• Historically, on average, market volatility in US presidential election years has been higher than in non-election years.
  • Since 1990, there have been eight presidential elections, but as it turns out, just three of those years had above-average implied volatility levels: 2000, 2008 and 2020.
  • A closer look at the historical data shows that macroeconomic and market events appear to be the major driver of volatility in election years – just as in non-election years.
  • Above-average volatility in those years was seemingly driven more by systemic economic and financial system issues along the with stage of the business cycle at that time.

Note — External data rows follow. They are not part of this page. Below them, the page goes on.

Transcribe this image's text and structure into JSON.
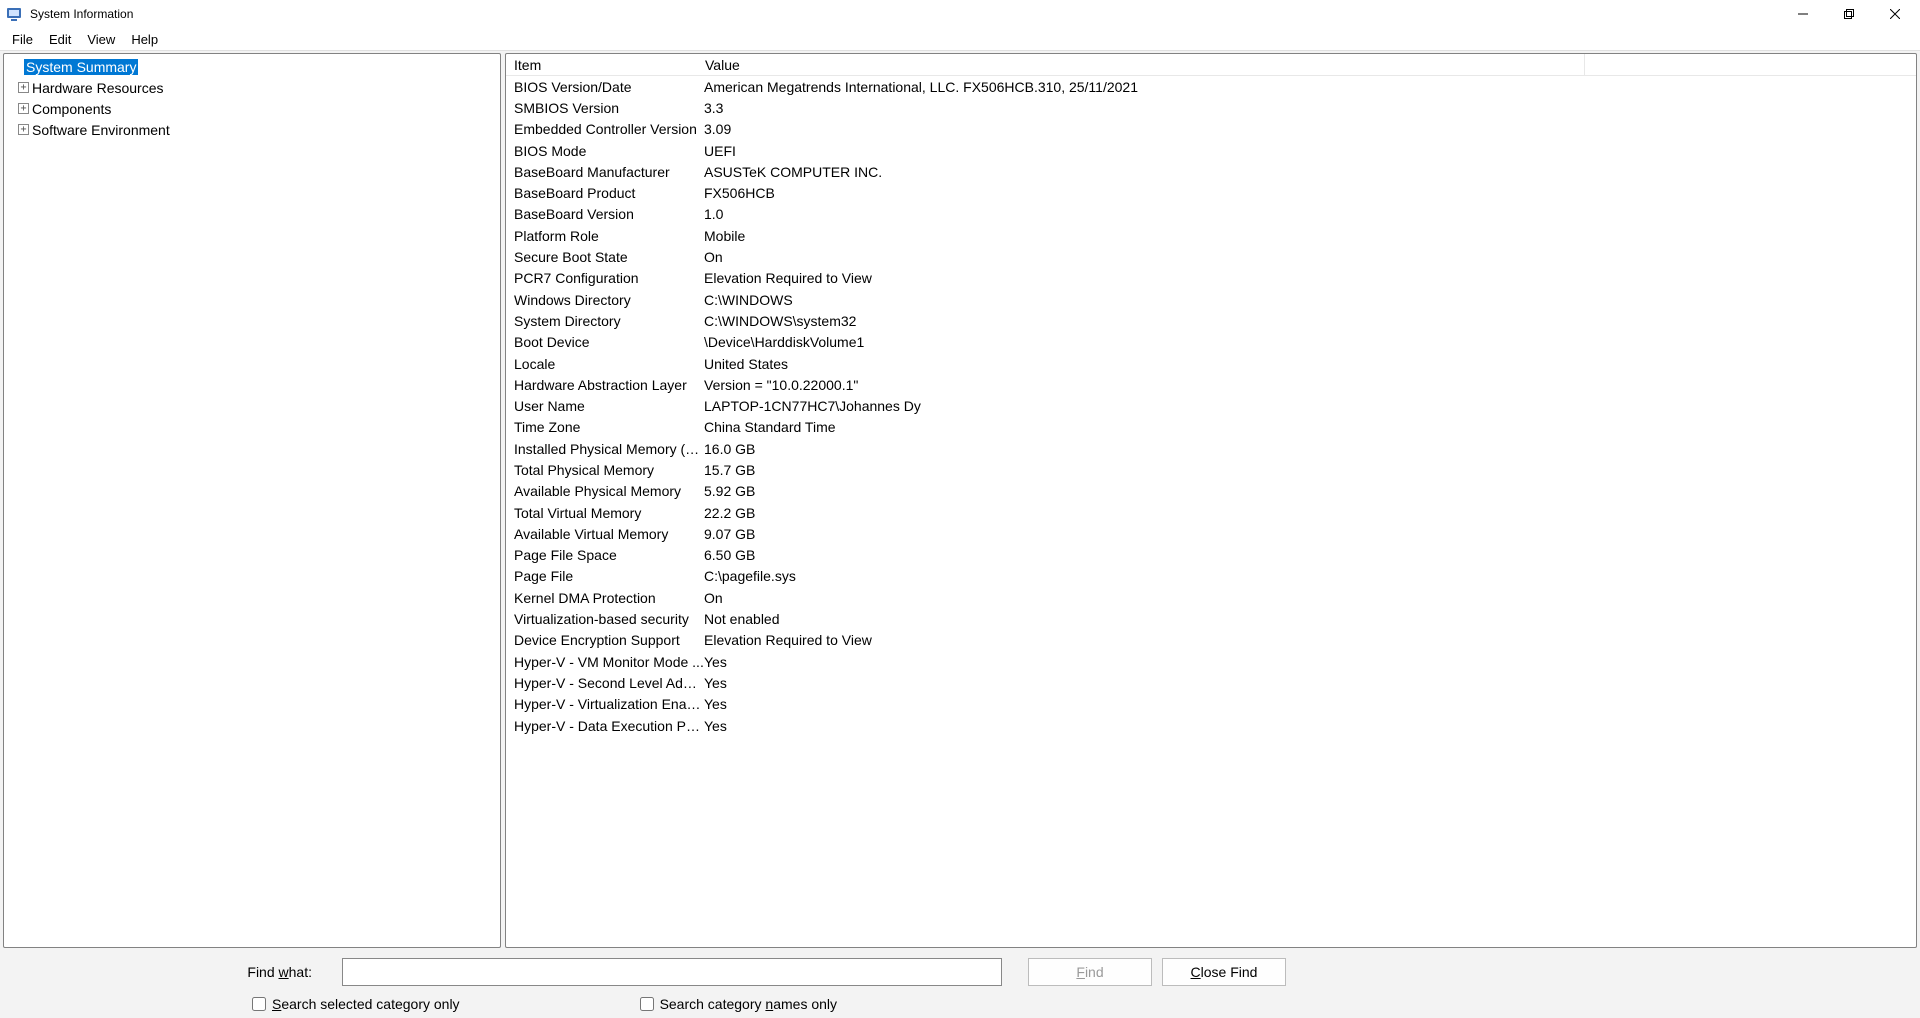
{
  "window": {
    "title": "System Information"
  },
  "menu": {
    "items": [
      "File",
      "Edit",
      "View",
      "Help"
    ]
  },
  "tree": {
    "root": "System Summary",
    "children": [
      "Hardware Resources",
      "Components",
      "Software Environment"
    ]
  },
  "columns": {
    "item": "Item",
    "value": "Value"
  },
  "rows": [
    {
      "item": "BIOS Version/Date",
      "value": "American Megatrends International, LLC. FX506HCB.310, 25/11/2021"
    },
    {
      "item": "SMBIOS Version",
      "value": "3.3"
    },
    {
      "item": "Embedded Controller Version",
      "value": "3.09"
    },
    {
      "item": "BIOS Mode",
      "value": "UEFI"
    },
    {
      "item": "BaseBoard Manufacturer",
      "value": "ASUSTeK COMPUTER INC."
    },
    {
      "item": "BaseBoard Product",
      "value": "FX506HCB"
    },
    {
      "item": "BaseBoard Version",
      "value": "1.0"
    },
    {
      "item": "Platform Role",
      "value": "Mobile"
    },
    {
      "item": "Secure Boot State",
      "value": "On"
    },
    {
      "item": "PCR7 Configuration",
      "value": "Elevation Required to View"
    },
    {
      "item": "Windows Directory",
      "value": "C:\\WINDOWS"
    },
    {
      "item": "System Directory",
      "value": "C:\\WINDOWS\\system32"
    },
    {
      "item": "Boot Device",
      "value": "\\Device\\HarddiskVolume1"
    },
    {
      "item": "Locale",
      "value": "United States"
    },
    {
      "item": "Hardware Abstraction Layer",
      "value": "Version = \"10.0.22000.1\""
    },
    {
      "item": "User Name",
      "value": "LAPTOP-1CN77HC7\\Johannes Dy"
    },
    {
      "item": "Time Zone",
      "value": "China Standard Time"
    },
    {
      "item": "Installed Physical Memory (RA...",
      "value": "16.0 GB"
    },
    {
      "item": "Total Physical Memory",
      "value": "15.7 GB"
    },
    {
      "item": "Available Physical Memory",
      "value": "5.92 GB"
    },
    {
      "item": "Total Virtual Memory",
      "value": "22.2 GB"
    },
    {
      "item": "Available Virtual Memory",
      "value": "9.07 GB"
    },
    {
      "item": "Page File Space",
      "value": "6.50 GB"
    },
    {
      "item": "Page File",
      "value": "C:\\pagefile.sys"
    },
    {
      "item": "Kernel DMA Protection",
      "value": "On"
    },
    {
      "item": "Virtualization-based security",
      "value": "Not enabled"
    },
    {
      "item": "Device Encryption Support",
      "value": "Elevation Required to View"
    },
    {
      "item": "Hyper-V - VM Monitor Mode ...",
      "value": "Yes"
    },
    {
      "item": "Hyper-V - Second Level Addre...",
      "value": "Yes"
    },
    {
      "item": "Hyper-V - Virtualization Enabl...",
      "value": "Yes"
    },
    {
      "item": "Hyper-V - Data Execution Pro...",
      "value": "Yes"
    }
  ],
  "find": {
    "label_prefix": "Find ",
    "label_underline": "w",
    "label_suffix": "hat:",
    "value": "",
    "find_button": "Find",
    "close_button_underline": "C",
    "close_button_rest": "lose Find",
    "check1_underline": "S",
    "check1_rest": "earch selected category only",
    "check2_prefix": "Search category ",
    "check2_underline": "n",
    "check2_suffix": "ames only"
  }
}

  • While there are no predictions here, there are some noted similarities between this year’s market environment and 2000, 2008 and 2020 – additional reasons for investors to remain vigilant and manage the risks in their portfolios.